Kindle believes the 2002 crop average yield from 530,000 bearing acres will be between 1,700 and 1,800 pounds, resulting in a crop he estimates will fall between 917 million and 954 million pounds. If it falls within that range, it would be the largest almond crop in California’s history.

"Most of us in California have realized, I hope, we can sell big crops at good returns," he said.

Kindle points to the industry’s shipping records for his optimism.

Today’s projection calls for the industry to ship 835 million pounds from last year’s total supply of 897 million pounds, which includes a projected 60- to 70-million-pound carry out.

"We have shipped 93 percent of the total supply of almonds, leaving only 7 percent of the supply or 60 million to 70 million pounds of carry out," he said.
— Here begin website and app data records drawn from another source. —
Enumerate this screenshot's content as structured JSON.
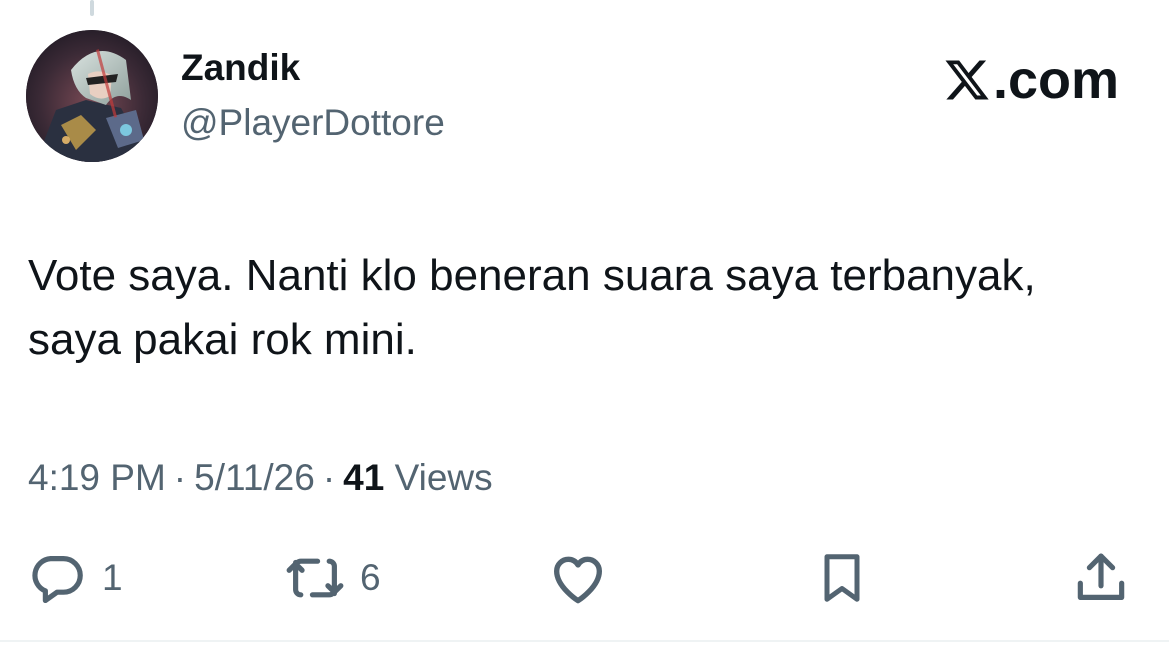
{
  "author": {
    "display_name": "Zandik",
    "handle": "@PlayerDottore",
    "avatar_icon": "character-avatar"
  },
  "brand": {
    "logo_icon": "x-logo-icon",
    "suffix": ".com"
  },
  "tweet": {
    "text": "Vote saya. Nanti klo beneran suara saya terbanyak, saya pakai rok mini."
  },
  "meta": {
    "time": "4:19 PM",
    "separator": "·",
    "date": "5/11/26",
    "views_count": "41",
    "views_label": "Views"
  },
  "actions": {
    "reply_count": "1",
    "retweet_count": "6"
  },
  "colors": {
    "text_primary": "#0f1419",
    "text_secondary": "#536471",
    "divider": "#eff3f4"
  }
}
This carryout out is much below normal and most industry experts say at least 100 million pounds are needed to maintain market flows.

Kindle also pointed to the fact that per capita consumption in the U.S. has increased 57 percent in the past five years, and shipments have increased 54 percent.

Kindle does not believe producers and handlers must heavily discount almonds to sell a big crop. He doesn’t believe lowering the prices increases consumption.

"If California sellers hold the course, buyers will slowly realize that prices are firm and fair, and they will pay the higher prices, as long as they are confident everyone is paying these (same) prices," he said.

Kindle told producers that a crop of 912 million pounds and a carry-in of 60 million would create a total supply of 972 million pounds.

"If we have no increase in shipments above the 2001 crop, our carryout next year would be 127 million pounds or about 13 percent of the total supply," he said.

Shipments to grow

However, he expects shipments will continue to grow at their recent historical rate of 4 percent annually, and that would reduce the carryover in his scenario to a desirable 10 percent of supply.

Kindle said, like many packers, Gold Hills realizes a small crop typically follows a large one and that generally brings higher grower prices.

"We at Gold Hills are going to be mindful of this scenario and will be conservative in selling your almonds, knowing that we have the potential for large gains in prices after March 2003 for those willing to stay the course," he said.

He said other "major handlers" are looking at a similar marketing strategy and therefore he does not believe a mandated reserve is necessary.

The Almond Board reserve committee meets Friday, after the subjective estimate is release, to discuss setting up a reserve.

"Most handlers will impose their own reserve" knowing that a small 2003 crop is likely and that should bring higher prices.